Tanzania got its coffee from Ethiopia in the 16th century. It was brought there by the Haya people and first was named as ‘Haya Coffee’. Most likely it was a Robusta variety and since then it has become strongly intertwined in Tanzanian culture. They have a special preparation when the ripe cherries are boiled, then smoked for several days and chewed rather than brewed into a drink.
In Uganda, coffee is a huge part of the export economy, and the country is one of the largest producers in the world. However, because most of their coffee is Robusta, Uganda has struggled to achieve a reputation for quality.
Zambia has been, for quite some time, overlooked by the coffee industry. Which in the long term led by little investment.
In Asia, the first coffee was brought in Yemen, and now Asia is one of the most significant coffee suppliers in the world.
Besides other products, China is starting to produce surprisingly large volumes of coffee. But in Coffee producing the growers are beginning to turn their attention to quality rather than quality. They are in constant experimentation pushing the boundaries of what is possible with the soil, climate, and varieties found there.
The origins of coffee production in India are linked to a myth which tells that Baba Budan was passing through Yemen in 1670, and smuggled seven coffee seeds. Because the number 7 is considered a sacrosanct number in Islam, it was treated as a religious act.
In 1696, the governor of Jakarta, Indonesia received a gift of several coffee seedlings from the Dutch governor of Malabar in India. These plants were lost in a flood, so he required a second shipment, and the plants flourished just after that.
The story about coffee in The Philippines starts in 1740 when a Spanish monk in lipa planted the first coffee plants. It flourished under Spanish colonial rule and while it spread out around the Philippines.
If a pilgrim Muslim returns home from Mecca and passes through Indonesia, he brings a plant with him and plants it in the south of Thailand.
Yemen was the first to produce coffee on a commercial basis in Asia.
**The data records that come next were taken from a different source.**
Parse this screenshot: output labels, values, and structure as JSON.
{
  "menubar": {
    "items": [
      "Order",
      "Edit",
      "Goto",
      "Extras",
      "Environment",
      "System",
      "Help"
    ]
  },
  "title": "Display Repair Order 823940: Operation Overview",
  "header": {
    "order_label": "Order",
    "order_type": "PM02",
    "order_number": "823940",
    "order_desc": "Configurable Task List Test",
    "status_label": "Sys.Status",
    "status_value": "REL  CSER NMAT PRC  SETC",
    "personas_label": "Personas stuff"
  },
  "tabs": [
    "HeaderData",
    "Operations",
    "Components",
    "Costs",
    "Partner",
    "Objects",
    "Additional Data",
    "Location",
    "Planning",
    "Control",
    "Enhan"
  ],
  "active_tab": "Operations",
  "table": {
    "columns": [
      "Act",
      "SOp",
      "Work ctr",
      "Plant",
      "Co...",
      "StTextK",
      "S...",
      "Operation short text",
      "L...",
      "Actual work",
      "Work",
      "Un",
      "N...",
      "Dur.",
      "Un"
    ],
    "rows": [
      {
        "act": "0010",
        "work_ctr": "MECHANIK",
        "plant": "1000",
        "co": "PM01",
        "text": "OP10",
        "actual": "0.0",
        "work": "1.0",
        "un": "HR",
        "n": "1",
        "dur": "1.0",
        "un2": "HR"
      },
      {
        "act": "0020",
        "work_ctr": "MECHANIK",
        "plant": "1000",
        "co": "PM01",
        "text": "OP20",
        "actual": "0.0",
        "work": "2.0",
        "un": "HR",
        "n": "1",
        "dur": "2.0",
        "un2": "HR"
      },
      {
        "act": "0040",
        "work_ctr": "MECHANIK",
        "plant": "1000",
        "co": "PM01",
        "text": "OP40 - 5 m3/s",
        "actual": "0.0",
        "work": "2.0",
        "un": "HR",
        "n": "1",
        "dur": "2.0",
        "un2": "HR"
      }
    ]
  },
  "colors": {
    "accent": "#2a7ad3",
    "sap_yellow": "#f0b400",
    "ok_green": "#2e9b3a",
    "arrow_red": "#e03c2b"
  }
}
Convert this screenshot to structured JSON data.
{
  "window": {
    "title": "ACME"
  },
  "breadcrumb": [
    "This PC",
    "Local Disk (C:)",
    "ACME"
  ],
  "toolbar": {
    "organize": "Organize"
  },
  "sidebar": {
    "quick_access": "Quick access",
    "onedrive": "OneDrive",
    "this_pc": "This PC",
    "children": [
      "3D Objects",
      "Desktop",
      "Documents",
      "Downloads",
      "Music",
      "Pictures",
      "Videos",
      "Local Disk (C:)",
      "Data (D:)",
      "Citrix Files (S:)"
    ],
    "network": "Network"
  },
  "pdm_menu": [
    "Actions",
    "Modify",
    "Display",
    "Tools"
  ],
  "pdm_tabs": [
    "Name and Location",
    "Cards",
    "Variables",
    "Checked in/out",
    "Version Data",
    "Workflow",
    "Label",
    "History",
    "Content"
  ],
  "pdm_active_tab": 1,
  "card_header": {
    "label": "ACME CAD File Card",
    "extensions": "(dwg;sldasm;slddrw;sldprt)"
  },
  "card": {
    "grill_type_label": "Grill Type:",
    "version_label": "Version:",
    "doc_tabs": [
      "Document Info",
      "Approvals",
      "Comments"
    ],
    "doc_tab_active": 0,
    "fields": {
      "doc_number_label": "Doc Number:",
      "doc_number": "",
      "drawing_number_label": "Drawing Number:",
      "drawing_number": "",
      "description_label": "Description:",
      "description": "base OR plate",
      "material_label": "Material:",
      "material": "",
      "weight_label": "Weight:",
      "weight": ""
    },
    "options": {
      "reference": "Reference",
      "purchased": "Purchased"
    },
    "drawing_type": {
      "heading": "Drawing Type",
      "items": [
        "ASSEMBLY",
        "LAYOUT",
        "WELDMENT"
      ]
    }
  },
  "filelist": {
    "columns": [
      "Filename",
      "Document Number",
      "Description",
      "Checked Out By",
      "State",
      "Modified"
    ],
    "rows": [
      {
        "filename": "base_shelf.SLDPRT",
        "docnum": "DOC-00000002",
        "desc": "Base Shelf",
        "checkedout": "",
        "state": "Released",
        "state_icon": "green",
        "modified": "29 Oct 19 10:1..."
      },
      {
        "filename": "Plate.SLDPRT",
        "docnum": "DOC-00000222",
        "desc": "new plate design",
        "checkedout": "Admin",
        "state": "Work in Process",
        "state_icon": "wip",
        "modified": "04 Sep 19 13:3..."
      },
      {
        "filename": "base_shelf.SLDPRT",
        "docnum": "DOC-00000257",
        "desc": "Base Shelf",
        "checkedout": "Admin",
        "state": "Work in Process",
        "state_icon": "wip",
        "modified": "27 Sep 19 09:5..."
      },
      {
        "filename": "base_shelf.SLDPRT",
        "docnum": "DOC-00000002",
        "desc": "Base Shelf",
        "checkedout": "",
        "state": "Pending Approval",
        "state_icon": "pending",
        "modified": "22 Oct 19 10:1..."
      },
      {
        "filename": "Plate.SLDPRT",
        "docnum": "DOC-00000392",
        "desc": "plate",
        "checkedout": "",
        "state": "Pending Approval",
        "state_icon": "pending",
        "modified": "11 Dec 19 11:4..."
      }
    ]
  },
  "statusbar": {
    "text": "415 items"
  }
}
The coffee there is pretty distinctive, perhaps challenging, and certainly unusual.
Now America is the world’s coffee bean major supplier. But the range and quality of the beans along the continents varies hugely. Today Brazilia proved one-third of the international coffee market.
Bolivia has the potential to produce truly great coffees and he already does it in small portions. However the production is shrinking year on year, and coffee farms are on their way to disappear.
Brazil is the world’s largest producer of coffee for 150 years now. In the past Brazil’s market share was as high as eighty percent. Brazil got its first plants while it was under Portuguese rule in the 1727’s from French Guiana.
Colombia was introduced to coffee in 1723 by the Jesuits. The production wasn’t a significant one, until the end of the 19th century. However, in 1912, coffee made up approximately fifty percent of Colombia’s total exports.
Coffee arrived in Ecuador around 1860, which was relatively late. Coffee production spread through the country and in 1905 it started its first exports to Europe. Ecuador is one of the few countries that grow both Arabica and Robusta coffee.
Coffee arrived in Haiti while it was a newly founded French colony in 1725. The first coffee was probably grown around Terroir Rouge in the northeast part. Coffee production rapidly increased on the island, and Haiti produced between fifty and sixty percent of the world’s coffee from 1750 to 1788.
Hawaii was the only coffee-producing region in a First-World country. This changes its economy, as well as the marketing, of the coffee. The producers are engaging the consumers directly. But the experts say that the quality of the coffee doesn’t merit its price.
The story begins in 1728 when the Governor received a coffee plant from the Governor of Martinique. At first, its production was relatively limited; in 1752 Jamaica exported only 27 tonnes (30 tons) of coffee.